I prepared myself in advance to forgive this student teacher immediately if teaching during a pandemic was more than they had signed up for. Especially because teaching during a pandemic might be more than I was ready to sign up for.  

An educational avalanche 

September through January, Dionna Gonnella completed her 100 observation hours. Boy, did she ever observe! She watched as I managed three groups of students both in person and virtually.  

The schedule alone was mind blowing. I had a Monday and Wednesday in-person group and a different Tuesday and Thursday in-person group. Those students had to go home each day prepared to learn virtually the following day. In class, I was live streaming every subject, every day. I was teaching in living rooms, kitchens, bedrooms, forts, garages, Granny’s house, Dad’s work truck, Mom’s office, the sitter’s playroom and the bathroom.  

All the while, Dionna attempted to help me grow a few extra arms to keep the pace with our technology. We were screenshotting assignments, linking YouTube videos and creating Google slides. We started to get really fancy when we created Google quizzes with videos. Dionna was observing while keeping me from drowning in an educational avalanche.  

Flying solo 

By January, Dionna was ready to take center stage and fly solo for one subject at a time. I was starting to think COVID didn’t scare her as much as it scared me. But maybe she just really loved our kiddos as much as I did. They were an amazing group, by then arranged in two groups instead of three. Our district decided to have students come to school in person four days a week by then. Many students were switching back and forth between virtual and in person. Some were quarantining because of exposure to a person with COVID or because they tested positive themselves. Things were still very scary. Then, we closed the building to students for two weeks, but teachers and other staff were still reporting to school. 

I figured Dionna would take this opportunity to stay home, safe and healthy. No. Dionna kept showing up to school to teach as much as she possibly could. We were at a major turning point in the student teaching experience. It was time to gradually transition Dionna to teaching more subjects until she was “on her own.” I was excited for her because I felt that she had invested the time and energy to learn about our students as a whole and as individuals. Dionna was ready, but COVID kept throwing us curve balls.  

Dionna was teaching with me virtually for two weeks. I was continuing to teach language arts and she was teaching math and science. Dionna was eager and seemed to be absorbing things as fast as possible. She was interested in teaching literature circles and learning to differentiate lessons. I could not believe that, regardless of being terrified of catching or spreading COVID, Dionna kept her focus on learning as much as she possibly could.  

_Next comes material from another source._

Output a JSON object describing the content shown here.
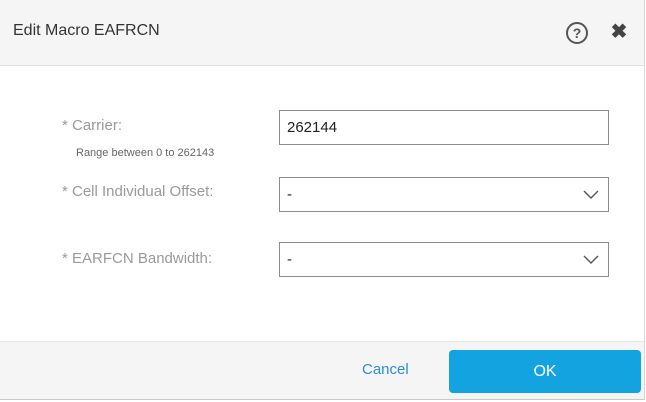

Pushing through my own fear  

Working with Dionna was a great experience. She is smart and was not afraid to work hard during a pandemic. There were moments I found myself pushing through my own fear because Dionna was showing up to learn, and she was counting on me. She motivated me during the worst of times in my very own classroom. This was an inspiring experience and one I will continue to cherish when I look back on my career.  

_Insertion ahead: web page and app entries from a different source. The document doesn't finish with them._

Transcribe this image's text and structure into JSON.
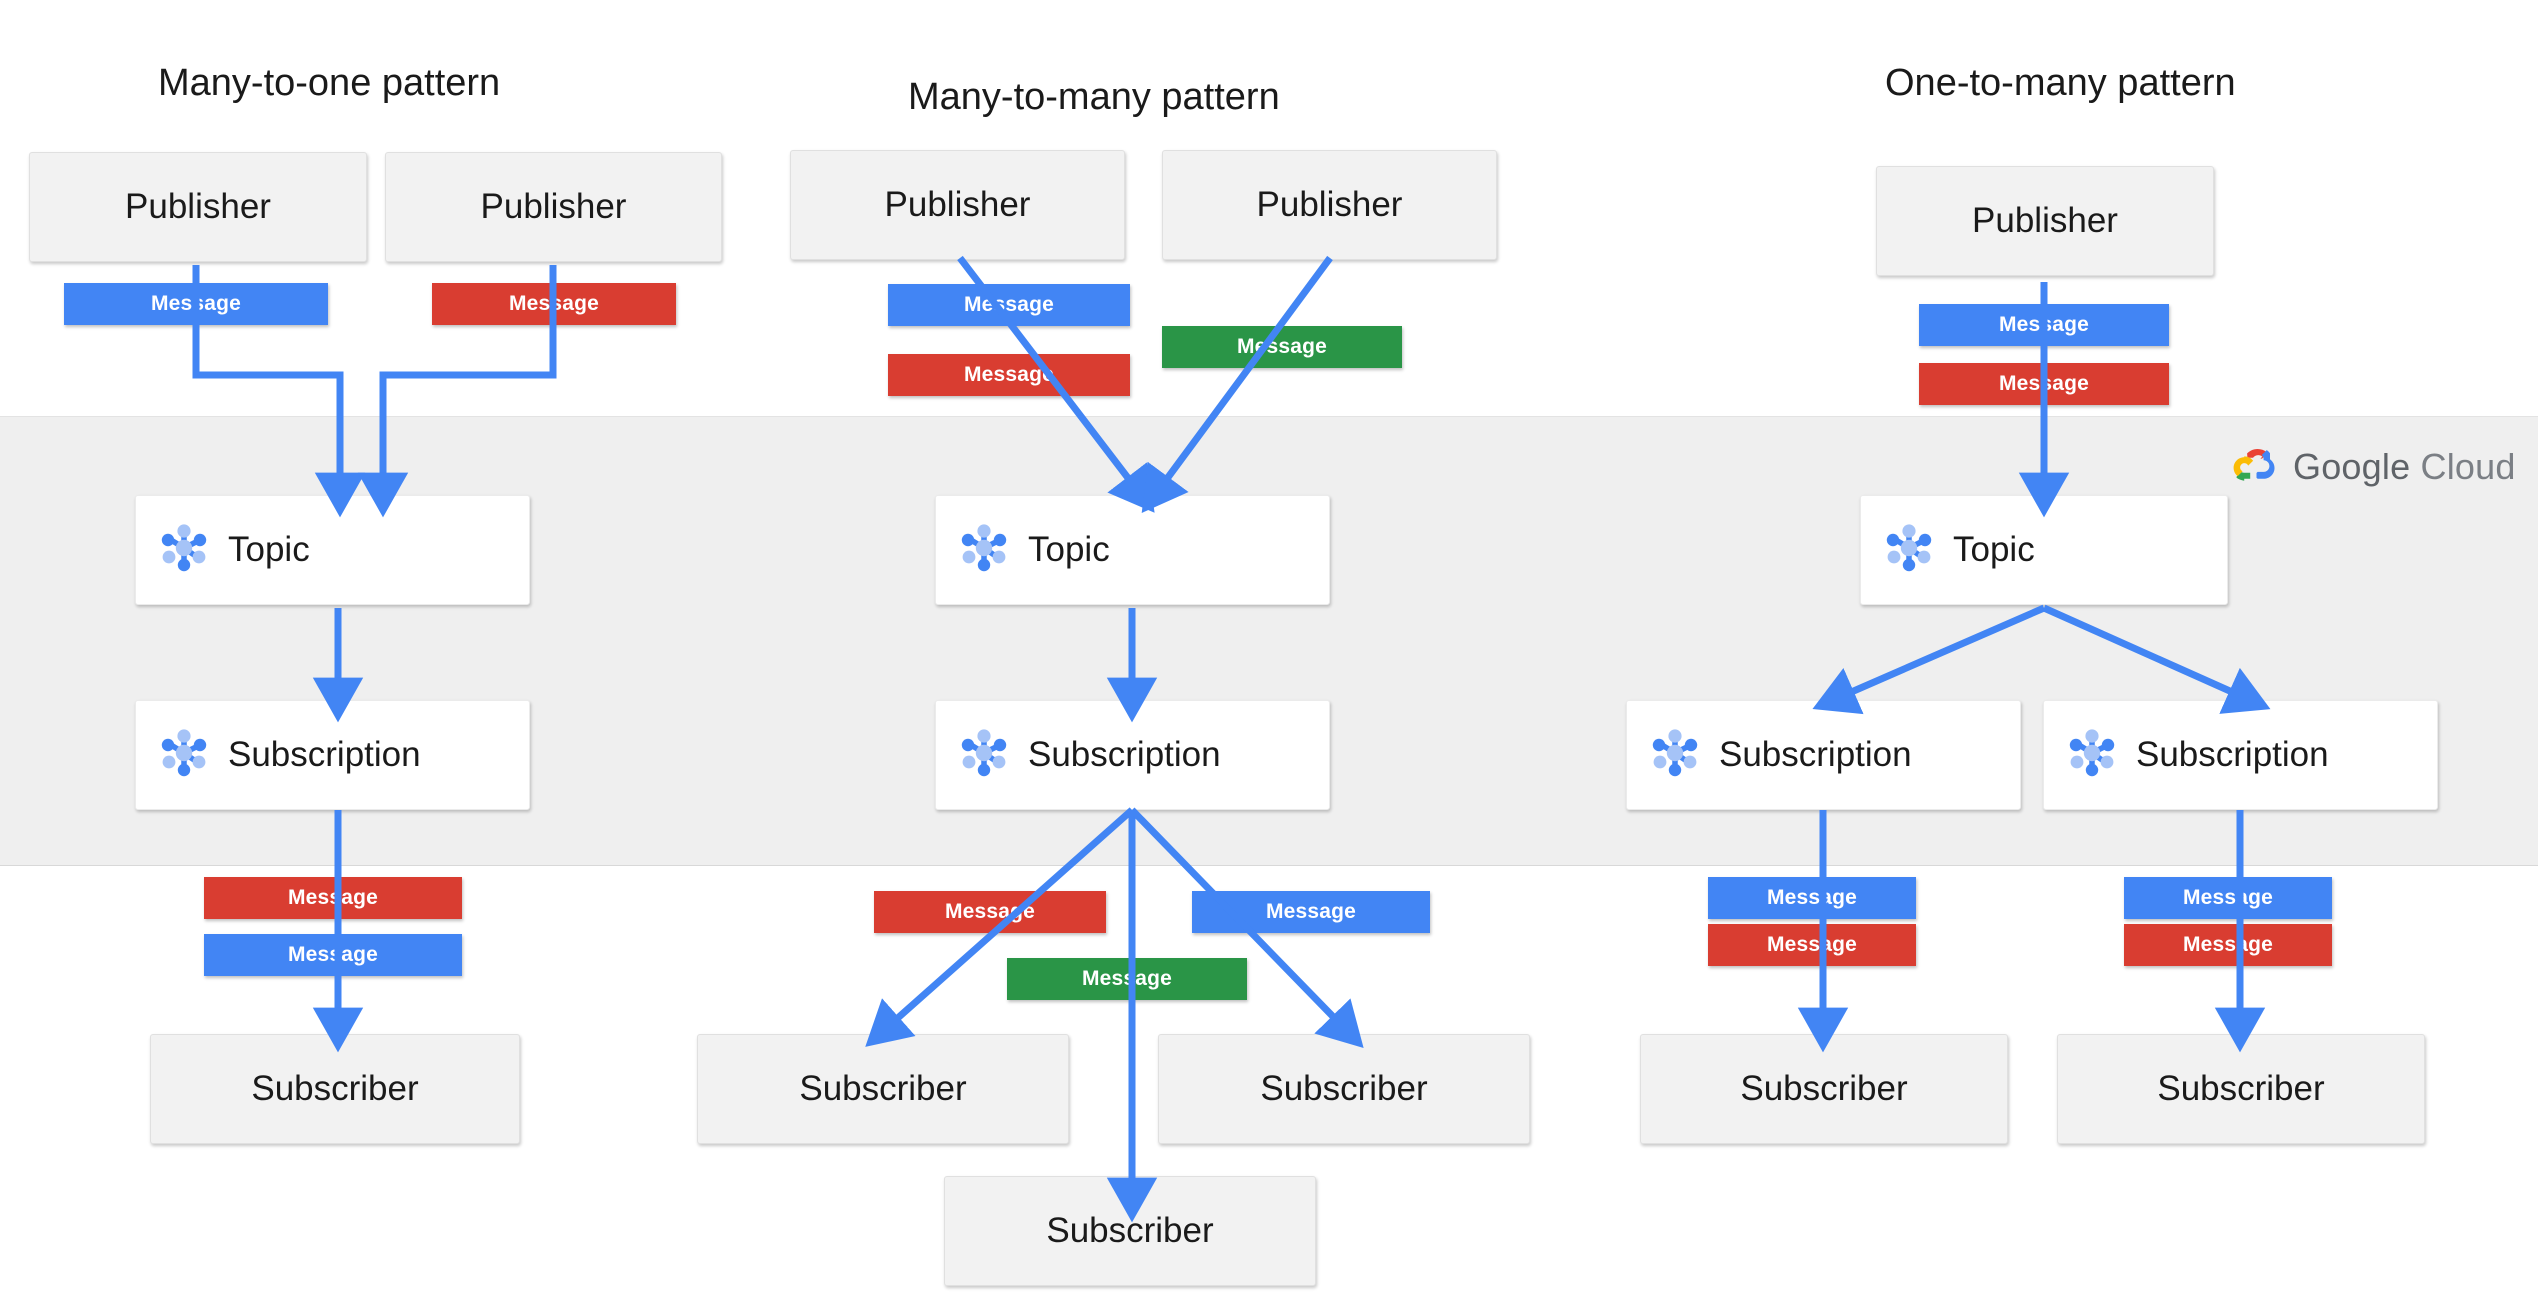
{
  "diagram": {
    "title": "Google Cloud Pub/Sub messaging patterns",
    "brand": {
      "name_first": "Google",
      "name_second": "Cloud",
      "logo_colors": {
        "red": "#EA4335",
        "yellow": "#FBBC05",
        "green": "#34A853",
        "blue": "#4285F4"
      },
      "text_color": "#5F6368"
    },
    "band": {
      "name": "google-cloud-region",
      "background": "#EFEFEF"
    },
    "palette": {
      "message_blue": "#4285F4",
      "message_red": "#D93D31",
      "message_green": "#2A9547",
      "arrow_blue": "#4285F4",
      "endpoint_fill": "#F2F2F2",
      "service_fill": "#FFFFFF",
      "icon_light": "#A5C3F7",
      "icon_dark": "#4285F4"
    },
    "columns": [
      {
        "id": "many-to-one",
        "title": "Many-to-one pattern",
        "publishers": [
          {
            "label": "Publisher"
          },
          {
            "label": "Publisher"
          }
        ],
        "publish_messages": [
          {
            "label": "Message",
            "color": "blue"
          },
          {
            "label": "Message",
            "color": "red"
          }
        ],
        "topics": [
          {
            "label": "Topic"
          }
        ],
        "subscriptions": [
          {
            "label": "Subscription"
          }
        ],
        "deliver_messages": [
          {
            "label": "Message",
            "color": "red"
          },
          {
            "label": "Message",
            "color": "blue"
          }
        ],
        "subscribers": [
          {
            "label": "Subscriber"
          }
        ]
      },
      {
        "id": "many-to-many",
        "title": "Many-to-many  pattern",
        "publishers": [
          {
            "label": "Publisher"
          },
          {
            "label": "Publisher"
          }
        ],
        "publish_messages": [
          {
            "label": "Message",
            "color": "blue"
          },
          {
            "label": "Message",
            "color": "red"
          },
          {
            "label": "Message",
            "color": "green"
          }
        ],
        "topics": [
          {
            "label": "Topic"
          }
        ],
        "subscriptions": [
          {
            "label": "Subscription"
          }
        ],
        "deliver_messages": [
          {
            "label": "Message",
            "color": "red"
          },
          {
            "label": "Message",
            "color": "blue"
          },
          {
            "label": "Message",
            "color": "green"
          }
        ],
        "subscribers": [
          {
            "label": "Subscriber"
          },
          {
            "label": "Subscriber"
          },
          {
            "label": "Subscriber"
          }
        ]
      },
      {
        "id": "one-to-many",
        "title": "One-to-many pattern",
        "publishers": [
          {
            "label": "Publisher"
          }
        ],
        "publish_messages": [
          {
            "label": "Message",
            "color": "blue"
          },
          {
            "label": "Message",
            "color": "red"
          }
        ],
        "topics": [
          {
            "label": "Topic"
          }
        ],
        "subscriptions": [
          {
            "label": "Subscription"
          },
          {
            "label": "Subscription"
          }
        ],
        "deliver_messages": [
          {
            "label": "Message",
            "color": "blue"
          },
          {
            "label": "Message",
            "color": "red"
          },
          {
            "label": "Message",
            "color": "blue"
          },
          {
            "label": "Message",
            "color": "red"
          }
        ],
        "subscribers": [
          {
            "label": "Subscriber"
          },
          {
            "label": "Subscriber"
          }
        ]
      }
    ]
  }
}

Dionna continued to work with our classroom when she was finished with her student teaching experience. She became my long-term substitute while I recovered from surgery in May. This was a unique situation because I really needed surgery and Dionna was the perfect person to cover my class for the last few weeks of school. I was grateful to her and we spoke daily to address different issues that arose.  

I was blessed to have Dionna share my classroom with me during the worst time to be a teacher. She was and continues to be a bright spot in my life, and I plan on staying close by as she follows her own teaching path.

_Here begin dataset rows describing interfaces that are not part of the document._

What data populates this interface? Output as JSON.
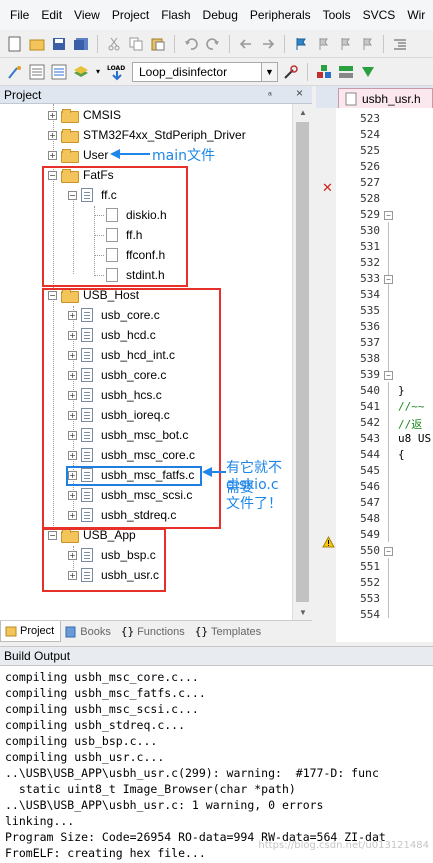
{
  "menu": [
    "File",
    "Edit",
    "View",
    "Project",
    "Flash",
    "Debug",
    "Peripherals",
    "Tools",
    "SVCS",
    "Wir"
  ],
  "toolbar": {
    "target": "Loop_disinfector",
    "load_label": "LOAD"
  },
  "project_panel": {
    "title": "Project",
    "pin_glyph": "ₐ",
    "close_glyph": "×",
    "tree": {
      "cmsis": "CMSIS",
      "stdperiph": "STM32F4xx_StdPeriph_Driver",
      "user": "User",
      "fatfs": {
        "label": "FatFs",
        "ffc": "ff.c",
        "children": [
          "diskio.h",
          "ff.h",
          "ffconf.h",
          "stdint.h"
        ]
      },
      "usb_host": {
        "label": "USB_Host",
        "files": [
          "usb_core.c",
          "usb_hcd.c",
          "usb_hcd_int.c",
          "usbh_core.c",
          "usbh_hcs.c",
          "usbh_ioreq.c",
          "usbh_msc_bot.c",
          "usbh_msc_core.c",
          "usbh_msc_fatfs.c",
          "usbh_msc_scsi.c",
          "usbh_stdreq.c"
        ]
      },
      "usb_app": {
        "label": "USB_App",
        "files": [
          "usb_bsp.c",
          "usbh_usr.c"
        ]
      }
    },
    "annotations": {
      "main": "main文件",
      "diskio_line1": "有它就不需要",
      "diskio_line2": "diskio.c文件了！"
    },
    "tabs": [
      "Project",
      "Books",
      "Functions",
      "Templates"
    ]
  },
  "editor": {
    "tab": "usbh_usr.h",
    "line_numbers": [
      "523",
      "524",
      "525",
      "526",
      "527",
      "528",
      "529",
      "530",
      "531",
      "532",
      "533",
      "534",
      "535",
      "536",
      "537",
      "538",
      "539",
      "540",
      "541",
      "542",
      "543",
      "544",
      "545",
      "546",
      "547",
      "548",
      "549",
      "550",
      "551",
      "552",
      "553",
      "554"
    ],
    "code": {
      "l540": "}",
      "l541": "//~~",
      "l542": "//返",
      "l543": "u8 US",
      "l544": "{"
    }
  },
  "build_output": {
    "title": "Build Output",
    "lines": [
      "compiling usbh_msc_core.c...",
      "compiling usbh_msc_fatfs.c...",
      "compiling usbh_msc_scsi.c...",
      "compiling usbh_stdreq.c...",
      "compiling usb_bsp.c...",
      "compiling usbh_usr.c...",
      "..\\USB\\USB_APP\\usbh_usr.c(299): warning:  #177-D: func",
      "  static uint8_t Image_Browser(char *path)",
      "..\\USB\\USB_APP\\usbh_usr.c: 1 warning, 0 errors",
      "linking...",
      "Program Size: Code=26954 RO-data=994 RW-data=564 ZI-dat",
      "FromELF: creating hex file..."
    ],
    "watermark": "https://blog.csdn.net/u013121484"
  }
}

Teachers Kimberly Cote and Dionna Gonnella at Joseph T. Donahue School in Barnegat.

Kimberly Cote is a fourth-grade teacher at Joseph T. Donohue School in Barnegat, where Dionna Gonnella is currently serving in a long-term substitute position. While she was a student teacher, Gonnella was mentored by Cote.